were staged in 1,029 venues in 59 countries, according to the Project’s online incident report. Among the theatrical activists were unnamed “international journalists” who staged a version in Arbil, Iraq on the eve not of war but of massacre. The organizers described the Lysistrata Project as “the first-ever worldwide theatrical act of dissent” (). In the meantime
, on 15 February 2003 some 50 million people marched against Bush’s attack on Iraq in the largest-ever global anti-war demonstration. Tremendous expectations were raised by these crystallisations, at an international level, of the burgeoning movements against corporate rule and against imperial war (Turner and Brownhill 2001:806). These expectations were realized in September 2003 when African women were at the forefront of international demonstrators who closed down the World Trade Organization negotiations in Cancun, Mexico.
This international popular power built up through a reciprocal impetus between local and global actions or what Dyer-Witheford in 1999 called a ‘circulation of struggles’. Between July 2002 and February 2003, the numbers of women engaged in naked protests grew from a few thousand in the Niger Delta to several hundred thousand worldwide. The world’s first global use of protest theatre contained a three-fold elaboration of the nudity message: first, women were revoking the very lives of men who destroyed subsistence. Second, women were withdrawing all subsistence life support services; especially sex, food and other housework. Third, the unwaged work of women in sustaining life was juxtaposed (by women and allied men

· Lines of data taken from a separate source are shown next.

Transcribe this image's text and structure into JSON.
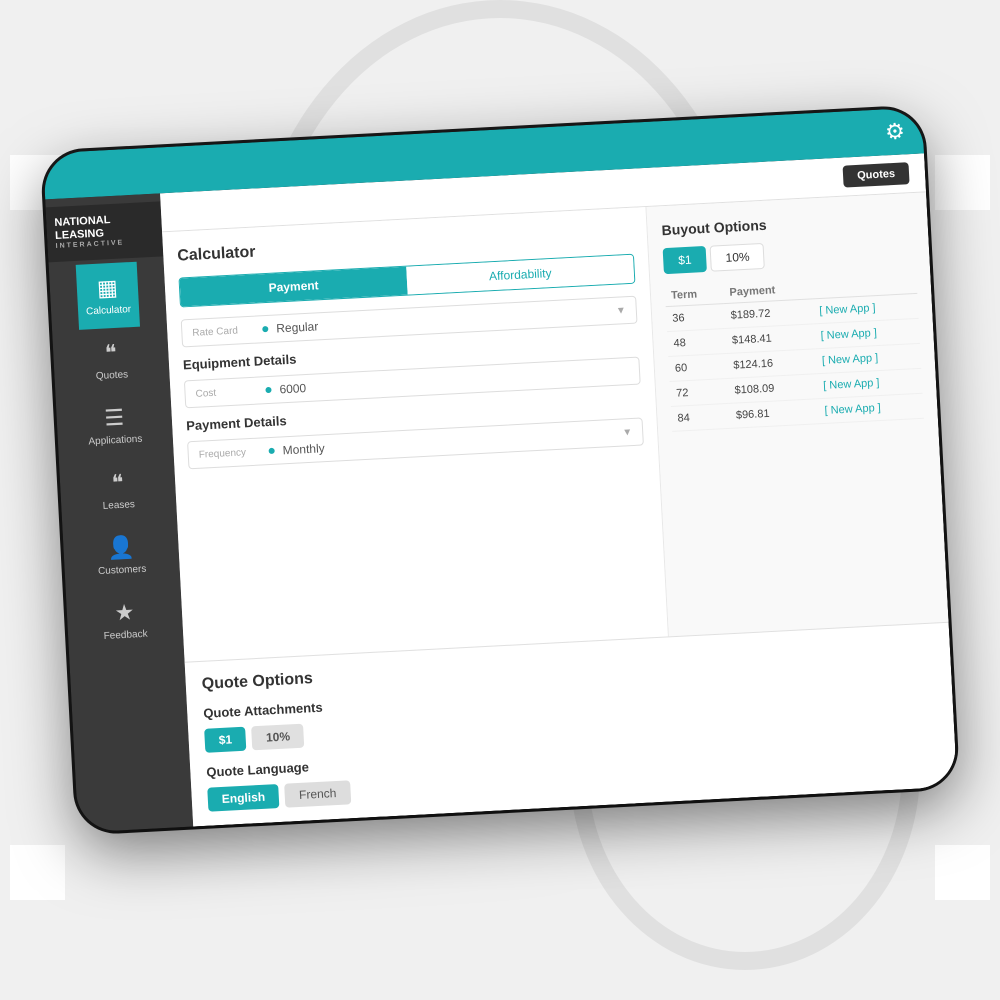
{
  "app": {
    "name": "National Leasing",
    "subtitle": "Interactive"
  },
  "topbar": {
    "settings_icon": "⚙"
  },
  "header": {
    "quotes_button": "Quotes"
  },
  "sidebar": {
    "items": [
      {
        "id": "calculator",
        "label": "Calculator",
        "icon": "▦",
        "active": true
      },
      {
        "id": "quotes",
        "label": "Quotes",
        "icon": "❝",
        "active": false
      },
      {
        "id": "applications",
        "label": "Applications",
        "icon": "☰",
        "active": false
      },
      {
        "id": "leases",
        "label": "Leases",
        "icon": "❝",
        "active": false
      },
      {
        "id": "customers",
        "label": "Customers",
        "icon": "👤",
        "active": false
      },
      {
        "id": "feedback",
        "label": "Feedback",
        "icon": "★",
        "active": false
      }
    ]
  },
  "calculator": {
    "title": "Calculator",
    "tabs": [
      {
        "id": "payment",
        "label": "Payment",
        "active": true
      },
      {
        "id": "affordability",
        "label": "Affordability",
        "active": false
      }
    ],
    "rate_card": {
      "label": "Rate Card",
      "value": "Regular"
    },
    "equipment": {
      "title": "Equipment Details",
      "cost_label": "Cost",
      "cost_value": "6000"
    },
    "payment_details": {
      "title": "Payment Details",
      "frequency_label": "Frequency",
      "frequency_value": "Monthly"
    }
  },
  "buyout_options": {
    "title": "Buyout Options",
    "tabs": [
      {
        "label": "$1",
        "active": true
      },
      {
        "label": "10%",
        "active": false
      }
    ],
    "columns": [
      "Term",
      "Payment",
      ""
    ],
    "rows": [
      {
        "term": "36",
        "payment": "$189.72",
        "action": "[ New App ]"
      },
      {
        "term": "48",
        "payment": "$148.41",
        "action": "[ New App ]"
      },
      {
        "term": "60",
        "payment": "$124.16",
        "action": "[ New App ]"
      },
      {
        "term": "72",
        "payment": "$108.09",
        "action": "[ New App ]"
      },
      {
        "term": "84",
        "payment": "$96.81",
        "action": "[ New App ]"
      }
    ]
  },
  "quote_options": {
    "title": "Quote Options",
    "attachments_title": "Quote Attachments",
    "attachments": [
      {
        "label": "$1",
        "active": true
      },
      {
        "label": "10%",
        "active": false
      }
    ],
    "language_title": "Quote Language",
    "languages": [
      {
        "label": "English",
        "active": true
      },
      {
        "label": "French",
        "active": false
      }
    ]
  }
}
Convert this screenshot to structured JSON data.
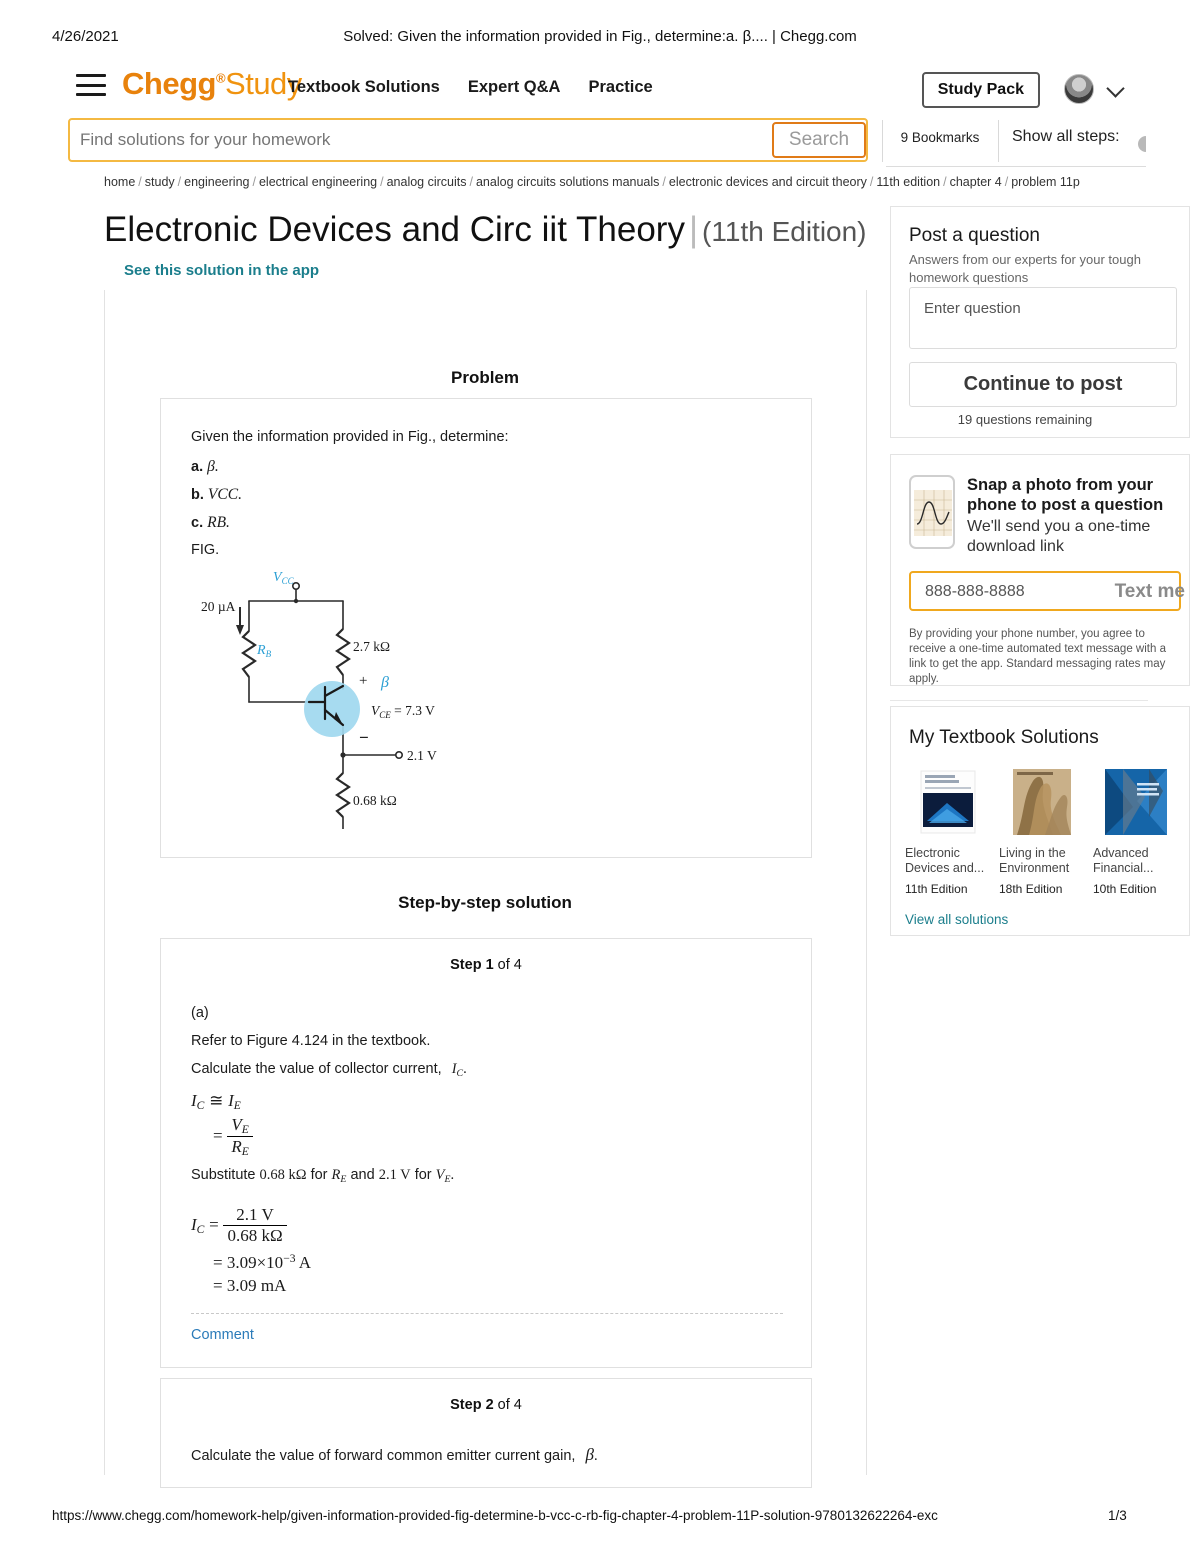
{
  "print": {
    "date": "4/26/2021",
    "doc_title": "Solved: Given the information provided in Fig., determine:a. β.... | Chegg.com",
    "url": "https://www.chegg.com/homework-help/given-information-provided-fig-determine-b-vcc-c-rb-fig-chapter-4-problem-11P-solution-9780132622264-exc",
    "page": "1/3"
  },
  "header": {
    "logo_chegg": "Chegg",
    "logo_reg": "®",
    "logo_study": "Study",
    "nav": [
      {
        "label": "Textbook Solutions"
      },
      {
        "label": "Expert Q&A"
      },
      {
        "label": "Practice"
      }
    ],
    "study_pack": "Study Pack"
  },
  "search": {
    "placeholder": "Find solutions for your homework",
    "value": "",
    "button": "Search",
    "bookmarks": "9 Bookmarks",
    "show_all_steps": "Show all steps:"
  },
  "breadcrumb": [
    "home",
    "study",
    "engineering",
    "electrical engineering",
    "analog circuits",
    "analog circuits solutions manuals",
    "electronic devices and circuit theory",
    "11th edition",
    "chapter 4",
    "problem 11p"
  ],
  "title": {
    "book": "Electronic Devices and Circ iit Theory",
    "separator": "|",
    "edition": "(11th Edition)",
    "app_link": "See this solution in the app"
  },
  "problem": {
    "heading": "Problem",
    "intro": "Given the information provided in Fig., determine:",
    "items": [
      {
        "letter": "a.",
        "text": "β."
      },
      {
        "letter": "b.",
        "text": "VCC."
      },
      {
        "letter": "c.",
        "text": "RB."
      }
    ],
    "fig_label": "FIG."
  },
  "circuit": {
    "vcc": "V",
    "vcc_sub": "CC",
    "current": "20 µA",
    "rb": "R",
    "rb_sub": "B",
    "rc": "2.7 kΩ",
    "re": "0.68 kΩ",
    "beta": "β",
    "vce": "V",
    "vce_sub": "CE",
    "vce_value": "= 7.3 V",
    "ve": "2.1 V",
    "plus": "+",
    "minus": "−"
  },
  "solution": {
    "heading": "Step-by-step solution",
    "step1": {
      "label_prefix": "Step ",
      "number": "1",
      "label_suffix": " of 4",
      "part": "(a)",
      "refer": "Refer to Figure 4.124 in the textbook.",
      "calc_line": "Calculate the value of collector current,",
      "calc_symbol": "I",
      "calc_sub": "C",
      "calc_period": ".",
      "eq_ic": "I",
      "eq_ic_sub": "C",
      "eq_approx": "≅",
      "eq_ie": "I",
      "eq_ie_sub": "E",
      "eq_frac_num": "V",
      "eq_frac_num_sub": "E",
      "eq_frac_den": "R",
      "eq_frac_den_sub": "E",
      "substitute_pre": "Substitute",
      "substitute_re": "0.68 kΩ",
      "substitute_for1": "for",
      "substitute_re_sym": "R",
      "substitute_re_sub": "E",
      "substitute_and": "and",
      "substitute_ve": "2.1 V",
      "substitute_for2": "for",
      "substitute_ve_sym": "V",
      "substitute_ve_sub": "E",
      "result_num": "2.1 V",
      "result_den": "0.68 kΩ",
      "result_sci_a": "= 3.09×10",
      "result_sci_exp": "−3",
      "result_sci_unit": " A",
      "result_ma": "= 3.09 mA",
      "comment": "Comment"
    },
    "step2": {
      "label_prefix": "Step ",
      "number": "2",
      "label_suffix": " of 4",
      "text": "Calculate the value of forward common emitter current gain,",
      "symbol": "β",
      "period": "."
    }
  },
  "sidebar": {
    "post": {
      "heading": "Post a question",
      "sub": "Answers from our experts for your tough homework questions",
      "placeholder": "Enter question",
      "button": "Continue to post",
      "remaining": "19 questions remaining"
    },
    "snap": {
      "heading_l1": "Snap a photo from your",
      "heading_l2": "phone to post a question",
      "sub_l1": "We'll send you a one-time",
      "sub_l2": "download link",
      "phone_value": "888-888-8888",
      "text_me": "Text me",
      "legal": "By providing your phone number, you agree to receive a one-time automated text message with a link to get the app. Standard messaging rates may apply."
    },
    "books": {
      "heading": "My Textbook Solutions",
      "items": [
        {
          "title": "Electronic Devices and...",
          "edition": "11th Edition",
          "cover": "#0b2a5b"
        },
        {
          "title": "Living in the Environment",
          "edition": "18th Edition",
          "cover": "#a98a60"
        },
        {
          "title": "Advanced Financial...",
          "edition": "10th Edition",
          "cover": "#1565a8"
        }
      ],
      "view_all": "View all solutions"
    }
  },
  "colors": {
    "brand_orange": "#e8820c",
    "search_border": "#f4b942",
    "link_teal": "#1b7e8c",
    "comment_blue": "#2b7bb9",
    "transistor_highlight": "#9fd8ef"
  }
}
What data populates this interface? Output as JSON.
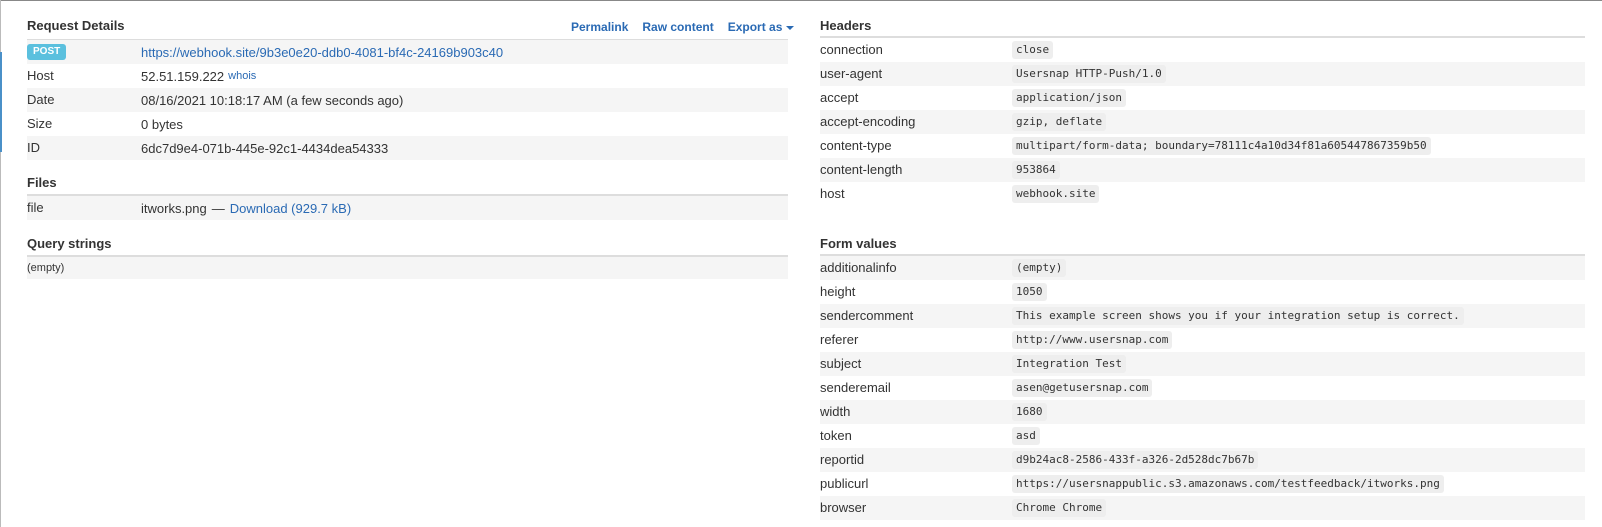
{
  "request": {
    "title": "Request Details",
    "toolbar": {
      "permalink": "Permalink",
      "raw": "Raw content",
      "export": "Export as"
    },
    "method": "POST",
    "url": "https://webhook.site/9b3e0e20-ddb0-4081-bf4c-24169b903c40",
    "rows": [
      {
        "key": "Host",
        "value": "52.51.159.222",
        "extra": "whois"
      },
      {
        "key": "Date",
        "value": "08/16/2021 10:18:17 AM (a few seconds ago)"
      },
      {
        "key": "Size",
        "value": "0 bytes"
      },
      {
        "key": "ID",
        "value": "6dc7d9e4-071b-445e-92c1-4434dea54333"
      }
    ]
  },
  "files": {
    "title": "Files",
    "key": "file",
    "name": "itworks.png",
    "sep": "—",
    "download": "Download (929.7 kB)"
  },
  "query": {
    "title": "Query strings",
    "empty": "(empty)"
  },
  "headers": {
    "title": "Headers",
    "rows": [
      {
        "key": "connection",
        "value": "close"
      },
      {
        "key": "user-agent",
        "value": "Usersnap HTTP-Push/1.0"
      },
      {
        "key": "accept",
        "value": "application/json"
      },
      {
        "key": "accept-encoding",
        "value": "gzip, deflate"
      },
      {
        "key": "content-type",
        "value": "multipart/form-data; boundary=78111c4a10d34f81a605447867359b50"
      },
      {
        "key": "content-length",
        "value": "953864"
      },
      {
        "key": "host",
        "value": "webhook.site"
      }
    ]
  },
  "form": {
    "title": "Form values",
    "rows": [
      {
        "key": "additionalinfo",
        "value": "(empty)"
      },
      {
        "key": "height",
        "value": "1050"
      },
      {
        "key": "sendercomment",
        "value": "This example screen shows you if your integration setup is correct."
      },
      {
        "key": "referer",
        "value": "http://www.usersnap.com"
      },
      {
        "key": "subject",
        "value": "Integration Test"
      },
      {
        "key": "senderemail",
        "value": "asen@getusersnap.com"
      },
      {
        "key": "width",
        "value": "1680"
      },
      {
        "key": "token",
        "value": "asd"
      },
      {
        "key": "reportid",
        "value": "d9b24ac8-2586-433f-a326-2d528dc7b67b"
      },
      {
        "key": "publicurl",
        "value": "https://usersnappublic.s3.amazonaws.com/testfeedback/itworks.png"
      },
      {
        "key": "browser",
        "value": "Chrome Chrome"
      }
    ]
  }
}
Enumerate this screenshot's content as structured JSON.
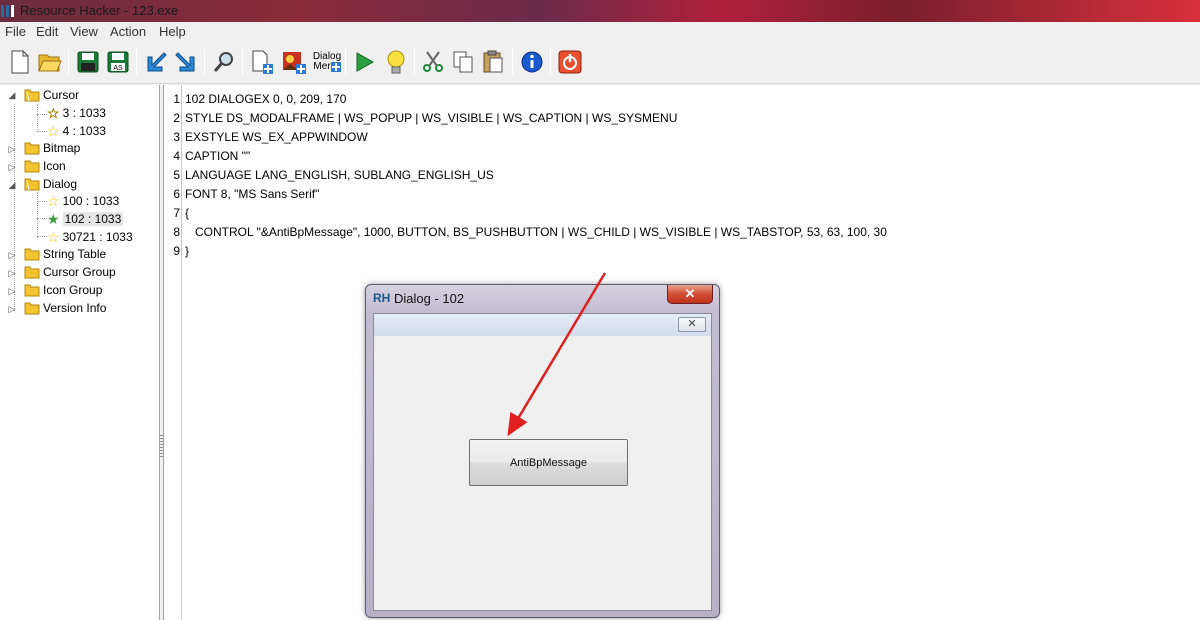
{
  "window": {
    "title": "Resource Hacker - 123.exe"
  },
  "menu": {
    "file": "File",
    "edit": "Edit",
    "view": "View",
    "action": "Action",
    "help": "Help"
  },
  "toolbar": {
    "dialog_menu_label_top": "Dialog",
    "dialog_menu_label_bottom": "Mer"
  },
  "tree": {
    "cursor": "Cursor",
    "cursor_3": "3 : 1033",
    "cursor_4": "4 : 1033",
    "bitmap": "Bitmap",
    "icon": "Icon",
    "dialog": "Dialog",
    "dialog_100": "100 : 1033",
    "dialog_102": "102 : 1033",
    "dialog_30721": "30721 : 1033",
    "string_table": "String Table",
    "cursor_group": "Cursor Group",
    "icon_group": "Icon Group",
    "version_info": "Version Info"
  },
  "editor": {
    "line_numbers": [
      "1",
      "2",
      "3",
      "4",
      "5",
      "6",
      "7",
      "8",
      "9"
    ],
    "lines": [
      "102 DIALOGEX 0, 0, 209, 170",
      "STYLE DS_MODALFRAME | WS_POPUP | WS_VISIBLE | WS_CAPTION | WS_SYSMENU",
      "EXSTYLE WS_EX_APPWINDOW",
      "CAPTION \"\"",
      "LANGUAGE LANG_ENGLISH, SUBLANG_ENGLISH_US",
      "FONT 8, \"MS Sans Serif\"",
      "{",
      "   CONTROL \"&AntiBpMessage\", 1000, BUTTON, BS_PUSHBUTTON | WS_CHILD | WS_VISIBLE | WS_TABSTOP, 53, 63, 100, 30",
      "}"
    ]
  },
  "preview_dialog": {
    "title_icon": "RH",
    "title": "Dialog -  102",
    "close_glyph": "✕",
    "inner_close_glyph": "✕",
    "button_label": "AntiBpMessage"
  },
  "colors": {
    "arrow": "#e02020",
    "folder": "#f4c430"
  }
}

) to the waged work of men engaged in sustaining profits through depredation and war.5
Insofar as this challenge was at once global and conscious, it transcended the idea that ‘another world is possible’ to embody - in however an embryonic form - the actually existing alternative.
The high level of Nigerian resistance to the US war against Iraq forced the corrupt Obasanjo government to stay out of the ‘coalition of the willing.’ Obasanjo suffered retaliation in the form of a temporary US withdrawal of some military backing which shored up his unpopular regime. The opening created by women’s takeovers in the oilbelt was seized by largely male trade unionists to launch a series of strikes. This extension of insurgency by Nigeria’s unwaged majority to the 30 percent of the wage-earning workforce is the focus of part two.